[The task]
The answer must consist of every line in the data that contains "battery".

Data items
== Segment start ==

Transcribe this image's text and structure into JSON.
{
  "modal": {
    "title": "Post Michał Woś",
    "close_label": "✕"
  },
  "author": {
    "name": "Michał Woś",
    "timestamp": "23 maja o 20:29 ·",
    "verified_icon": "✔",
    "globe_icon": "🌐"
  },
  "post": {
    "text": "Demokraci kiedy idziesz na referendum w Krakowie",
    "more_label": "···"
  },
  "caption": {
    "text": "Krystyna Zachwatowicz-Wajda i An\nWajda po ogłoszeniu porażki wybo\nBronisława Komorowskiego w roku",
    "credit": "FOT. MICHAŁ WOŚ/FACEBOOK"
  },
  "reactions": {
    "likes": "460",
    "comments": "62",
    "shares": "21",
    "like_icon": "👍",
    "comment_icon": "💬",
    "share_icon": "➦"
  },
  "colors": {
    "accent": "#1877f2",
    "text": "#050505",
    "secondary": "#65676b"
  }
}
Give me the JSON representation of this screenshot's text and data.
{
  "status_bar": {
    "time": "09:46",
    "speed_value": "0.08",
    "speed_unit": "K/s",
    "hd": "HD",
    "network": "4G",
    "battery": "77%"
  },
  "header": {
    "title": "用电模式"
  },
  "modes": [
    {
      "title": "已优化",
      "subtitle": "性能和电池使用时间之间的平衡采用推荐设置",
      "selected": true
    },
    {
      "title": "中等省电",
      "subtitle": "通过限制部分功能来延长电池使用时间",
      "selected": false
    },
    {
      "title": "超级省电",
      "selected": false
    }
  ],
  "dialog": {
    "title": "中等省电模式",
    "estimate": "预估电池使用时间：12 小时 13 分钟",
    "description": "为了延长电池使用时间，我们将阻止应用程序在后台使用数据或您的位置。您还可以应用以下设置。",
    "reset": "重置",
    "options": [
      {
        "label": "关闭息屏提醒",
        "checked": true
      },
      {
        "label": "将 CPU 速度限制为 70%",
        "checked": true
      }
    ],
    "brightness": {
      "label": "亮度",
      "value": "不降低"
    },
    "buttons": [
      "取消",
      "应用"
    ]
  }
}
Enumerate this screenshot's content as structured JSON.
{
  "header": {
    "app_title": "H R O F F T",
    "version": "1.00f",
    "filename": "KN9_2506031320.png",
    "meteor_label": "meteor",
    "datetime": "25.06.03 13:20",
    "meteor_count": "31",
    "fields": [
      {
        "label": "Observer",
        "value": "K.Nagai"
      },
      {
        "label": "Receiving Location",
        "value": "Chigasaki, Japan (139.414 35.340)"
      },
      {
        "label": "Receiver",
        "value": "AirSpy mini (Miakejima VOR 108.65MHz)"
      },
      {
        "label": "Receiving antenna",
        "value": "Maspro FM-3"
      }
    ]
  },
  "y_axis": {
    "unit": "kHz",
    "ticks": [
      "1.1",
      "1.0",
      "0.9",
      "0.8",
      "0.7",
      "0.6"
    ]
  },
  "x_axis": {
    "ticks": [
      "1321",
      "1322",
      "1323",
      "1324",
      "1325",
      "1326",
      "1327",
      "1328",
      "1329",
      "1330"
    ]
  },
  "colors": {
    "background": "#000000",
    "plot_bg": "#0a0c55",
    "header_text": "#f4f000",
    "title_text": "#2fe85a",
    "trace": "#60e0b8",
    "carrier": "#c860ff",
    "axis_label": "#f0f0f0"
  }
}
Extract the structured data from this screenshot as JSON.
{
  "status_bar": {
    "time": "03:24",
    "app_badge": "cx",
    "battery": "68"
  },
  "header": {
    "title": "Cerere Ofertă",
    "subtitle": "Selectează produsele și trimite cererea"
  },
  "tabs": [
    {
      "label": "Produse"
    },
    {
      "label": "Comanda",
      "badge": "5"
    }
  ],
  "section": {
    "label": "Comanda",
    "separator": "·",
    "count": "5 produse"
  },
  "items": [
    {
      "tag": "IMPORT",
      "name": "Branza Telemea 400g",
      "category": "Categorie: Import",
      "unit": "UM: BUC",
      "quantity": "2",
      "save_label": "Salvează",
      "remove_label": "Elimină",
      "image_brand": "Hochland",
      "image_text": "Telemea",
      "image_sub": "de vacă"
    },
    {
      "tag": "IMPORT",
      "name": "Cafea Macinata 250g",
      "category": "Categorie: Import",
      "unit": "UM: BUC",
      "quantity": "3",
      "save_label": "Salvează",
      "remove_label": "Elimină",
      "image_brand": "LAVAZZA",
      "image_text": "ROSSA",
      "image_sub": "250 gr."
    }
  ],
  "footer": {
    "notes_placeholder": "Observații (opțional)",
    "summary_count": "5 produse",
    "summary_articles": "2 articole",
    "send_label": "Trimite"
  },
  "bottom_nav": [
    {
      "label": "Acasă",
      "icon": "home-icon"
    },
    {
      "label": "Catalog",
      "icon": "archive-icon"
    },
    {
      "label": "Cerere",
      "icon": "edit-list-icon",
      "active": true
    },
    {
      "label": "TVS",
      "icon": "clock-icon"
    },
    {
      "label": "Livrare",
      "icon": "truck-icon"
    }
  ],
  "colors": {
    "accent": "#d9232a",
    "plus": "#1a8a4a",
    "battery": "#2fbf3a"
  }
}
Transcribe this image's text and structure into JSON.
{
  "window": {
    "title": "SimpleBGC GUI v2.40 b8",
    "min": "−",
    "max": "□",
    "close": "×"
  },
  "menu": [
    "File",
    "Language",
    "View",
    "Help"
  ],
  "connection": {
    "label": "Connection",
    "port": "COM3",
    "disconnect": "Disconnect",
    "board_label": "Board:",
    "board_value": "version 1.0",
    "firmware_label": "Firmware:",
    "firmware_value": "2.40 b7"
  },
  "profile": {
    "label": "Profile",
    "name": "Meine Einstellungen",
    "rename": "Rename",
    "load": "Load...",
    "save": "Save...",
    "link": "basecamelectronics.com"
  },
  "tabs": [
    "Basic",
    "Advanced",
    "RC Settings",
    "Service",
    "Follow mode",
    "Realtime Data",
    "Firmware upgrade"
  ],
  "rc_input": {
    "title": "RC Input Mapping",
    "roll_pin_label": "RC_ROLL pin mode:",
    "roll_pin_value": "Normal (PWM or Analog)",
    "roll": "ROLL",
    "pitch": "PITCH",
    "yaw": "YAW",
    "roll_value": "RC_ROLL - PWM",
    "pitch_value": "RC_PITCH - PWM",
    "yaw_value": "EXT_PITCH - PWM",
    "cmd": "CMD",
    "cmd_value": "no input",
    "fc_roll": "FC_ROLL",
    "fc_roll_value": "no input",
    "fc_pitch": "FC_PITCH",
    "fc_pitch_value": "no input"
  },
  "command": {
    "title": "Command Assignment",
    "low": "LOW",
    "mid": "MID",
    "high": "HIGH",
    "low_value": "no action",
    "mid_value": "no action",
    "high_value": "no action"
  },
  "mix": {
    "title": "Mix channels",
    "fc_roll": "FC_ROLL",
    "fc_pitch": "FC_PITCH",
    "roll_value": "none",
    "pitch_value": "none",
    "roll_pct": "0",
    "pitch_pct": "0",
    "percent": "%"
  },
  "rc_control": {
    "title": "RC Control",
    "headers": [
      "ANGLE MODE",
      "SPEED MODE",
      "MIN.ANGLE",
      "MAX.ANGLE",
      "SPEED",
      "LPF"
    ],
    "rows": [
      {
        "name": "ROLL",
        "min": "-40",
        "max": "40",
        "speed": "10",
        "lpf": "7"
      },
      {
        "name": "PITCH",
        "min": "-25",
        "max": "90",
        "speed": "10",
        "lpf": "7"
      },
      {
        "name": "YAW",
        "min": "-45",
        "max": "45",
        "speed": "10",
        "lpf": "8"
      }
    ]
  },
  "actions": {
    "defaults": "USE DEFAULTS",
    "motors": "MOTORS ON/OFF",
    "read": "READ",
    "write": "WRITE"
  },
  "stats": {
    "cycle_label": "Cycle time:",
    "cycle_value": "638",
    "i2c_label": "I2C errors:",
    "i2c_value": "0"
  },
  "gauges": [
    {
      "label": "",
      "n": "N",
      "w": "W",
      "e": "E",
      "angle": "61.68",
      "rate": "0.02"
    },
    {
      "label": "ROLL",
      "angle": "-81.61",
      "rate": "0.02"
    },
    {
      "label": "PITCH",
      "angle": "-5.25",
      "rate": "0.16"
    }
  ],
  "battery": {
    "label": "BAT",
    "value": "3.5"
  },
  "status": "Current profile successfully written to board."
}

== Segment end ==

[Solution to this task]
    "battery": "77%"
    "battery": "68"
    "battery": "#2fbf3a"
  "battery": {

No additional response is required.